Despite having written and published non-fiction books and articles for real money over the years–and having people commission me to write that stuff–I never quite felt like a real writer. Even publishing a short story in an anthology didn’t help much. But now that I finally have an agent, a great one at that, I feel so much more assured as a writer.
As I announced on Twitter a few days ago, I’m now represented by Seth Fishman of The Gernert Company. It still feels new and special to get to say, my agent, and I doubt I’ll get sick of it.
Seth wasn’t the first agent to offer me rep. A lot of writers sign with their first offering agent. I hear there’s a special lure involved, but I never felt it. Of course, I was happy and excited to get that first offer, but for me, even though the agent seemed thoroughly nice, not everything clicked into place. For one, the agency agreement contained too many deal breakers. I could never sign something that would put me at an overwhelming disadvantage, never mind how many others had done so before me. Even if they’d been willing to change anything, there was too much to change.
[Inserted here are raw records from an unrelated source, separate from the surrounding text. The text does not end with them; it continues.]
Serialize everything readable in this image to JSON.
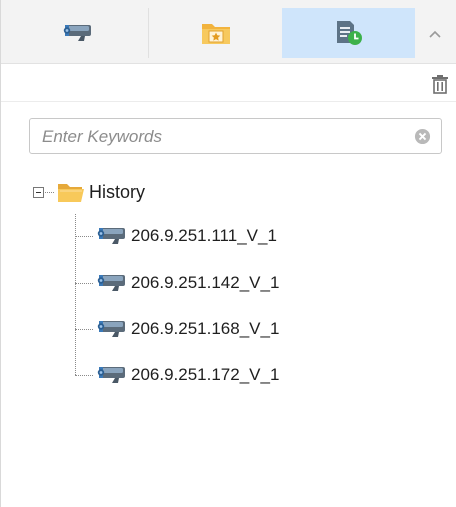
{
  "tabs": [
    {
      "icon": "camera-icon",
      "active": false
    },
    {
      "icon": "favorites-folder-icon",
      "active": false
    },
    {
      "icon": "history-clock-icon",
      "active": true
    }
  ],
  "toolbar": {
    "delete_icon": "trash-icon"
  },
  "search": {
    "placeholder": "Enter Keywords",
    "value": ""
  },
  "tree": {
    "root": {
      "label": "History",
      "expanded": true
    },
    "items": [
      {
        "label": "206.9.251.111_V_1"
      },
      {
        "label": "206.9.251.142_V_1"
      },
      {
        "label": "206.9.251.168_V_1"
      },
      {
        "label": "206.9.251.172_V_1"
      }
    ]
  },
  "colors": {
    "active_tab": "#cfe5fb",
    "folder": "#f5c04a",
    "camera": "#3a79b8",
    "history_green": "#3cb14a"
  }
}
I can’t stress this enough: getting an agent is about more than just selling your book. Or even selling it at a big publishing house for heaps of money. It’s not enough to think about the now; you’ve got to consider the distant future, with all its various possibilities.
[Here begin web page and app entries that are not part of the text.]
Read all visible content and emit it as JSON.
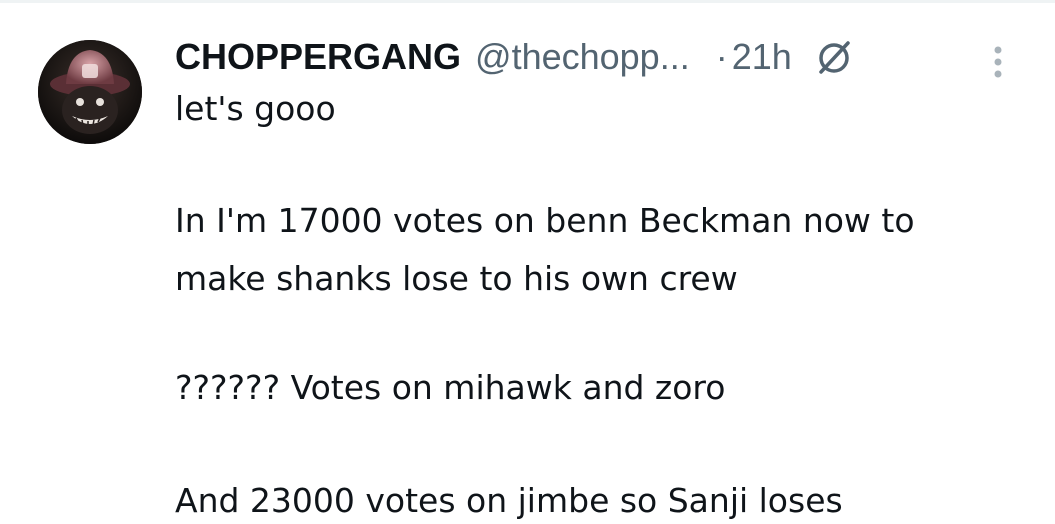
{
  "tweet": {
    "display_name": "CHOPPERGANG",
    "handle": "@thechopp...",
    "separator": "·",
    "timestamp": "21h",
    "icons": {
      "avatar": "profile-avatar",
      "grok": "grok-icon",
      "more": "more-options-icon"
    },
    "body_lines": [
      "let's gooo",
      "In I'm 17000 votes on benn Beckman now to",
      "make shanks lose to his own crew",
      "?????? Votes on mihawk and zoro",
      "And 23000 votes on jimbe so Sanji loses"
    ]
  },
  "colors": {
    "primary_text": "#0f1419",
    "secondary_text": "#536471",
    "background": "#ffffff",
    "divider": "#eff3f4"
  }
}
I was lucky, however. If not for that first offer, Seth might never have seen my query. After I sent my notification email, his assistant apologized to me for having missed my original query! So, agent-seeking writers, very unfortunately, these things do happen occasionally. And when your query gets lost at a no-response-means-no agency, you may never find out.
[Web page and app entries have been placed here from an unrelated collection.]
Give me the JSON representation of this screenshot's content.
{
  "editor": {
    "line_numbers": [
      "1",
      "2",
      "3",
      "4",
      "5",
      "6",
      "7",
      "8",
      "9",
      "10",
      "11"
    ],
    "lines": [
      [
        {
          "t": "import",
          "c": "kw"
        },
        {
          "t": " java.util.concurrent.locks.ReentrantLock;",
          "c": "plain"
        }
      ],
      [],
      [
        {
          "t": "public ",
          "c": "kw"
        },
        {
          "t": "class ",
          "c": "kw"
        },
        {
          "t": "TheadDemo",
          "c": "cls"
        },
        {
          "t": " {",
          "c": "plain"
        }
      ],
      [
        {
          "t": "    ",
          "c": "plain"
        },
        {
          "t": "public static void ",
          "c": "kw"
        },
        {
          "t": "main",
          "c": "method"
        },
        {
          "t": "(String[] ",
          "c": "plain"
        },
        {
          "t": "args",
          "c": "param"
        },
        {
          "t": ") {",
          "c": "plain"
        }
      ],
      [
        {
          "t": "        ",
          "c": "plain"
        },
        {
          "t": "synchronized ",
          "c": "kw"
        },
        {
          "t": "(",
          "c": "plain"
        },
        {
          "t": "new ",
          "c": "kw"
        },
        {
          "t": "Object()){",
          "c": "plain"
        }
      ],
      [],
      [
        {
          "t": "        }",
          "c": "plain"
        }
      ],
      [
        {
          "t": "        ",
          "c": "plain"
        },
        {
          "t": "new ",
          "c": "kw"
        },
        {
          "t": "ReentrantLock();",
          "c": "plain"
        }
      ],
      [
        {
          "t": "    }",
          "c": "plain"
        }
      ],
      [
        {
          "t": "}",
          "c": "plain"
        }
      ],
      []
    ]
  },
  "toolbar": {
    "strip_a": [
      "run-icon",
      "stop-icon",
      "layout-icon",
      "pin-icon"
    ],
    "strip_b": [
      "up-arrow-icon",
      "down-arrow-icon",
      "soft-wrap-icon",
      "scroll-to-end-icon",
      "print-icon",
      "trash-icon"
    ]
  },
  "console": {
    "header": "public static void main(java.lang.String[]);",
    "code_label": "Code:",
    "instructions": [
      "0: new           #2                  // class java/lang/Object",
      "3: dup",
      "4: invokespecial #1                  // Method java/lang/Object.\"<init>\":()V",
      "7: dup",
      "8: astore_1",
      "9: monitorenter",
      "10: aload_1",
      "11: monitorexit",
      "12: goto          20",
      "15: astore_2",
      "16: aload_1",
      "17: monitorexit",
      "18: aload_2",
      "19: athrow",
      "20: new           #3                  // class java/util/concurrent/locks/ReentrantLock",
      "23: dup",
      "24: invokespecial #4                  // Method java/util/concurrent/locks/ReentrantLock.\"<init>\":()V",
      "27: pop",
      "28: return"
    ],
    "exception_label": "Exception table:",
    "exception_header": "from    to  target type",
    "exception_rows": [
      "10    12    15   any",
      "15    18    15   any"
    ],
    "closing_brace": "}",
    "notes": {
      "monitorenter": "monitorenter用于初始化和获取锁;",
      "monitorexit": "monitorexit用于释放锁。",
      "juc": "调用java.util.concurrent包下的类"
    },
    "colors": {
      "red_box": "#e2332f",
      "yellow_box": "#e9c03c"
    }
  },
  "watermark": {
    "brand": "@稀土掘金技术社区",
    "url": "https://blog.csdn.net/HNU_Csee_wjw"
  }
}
There’s actually a much longer story behind “how I found my agent,” but that will have to wait for another post, another day, sometime down the road.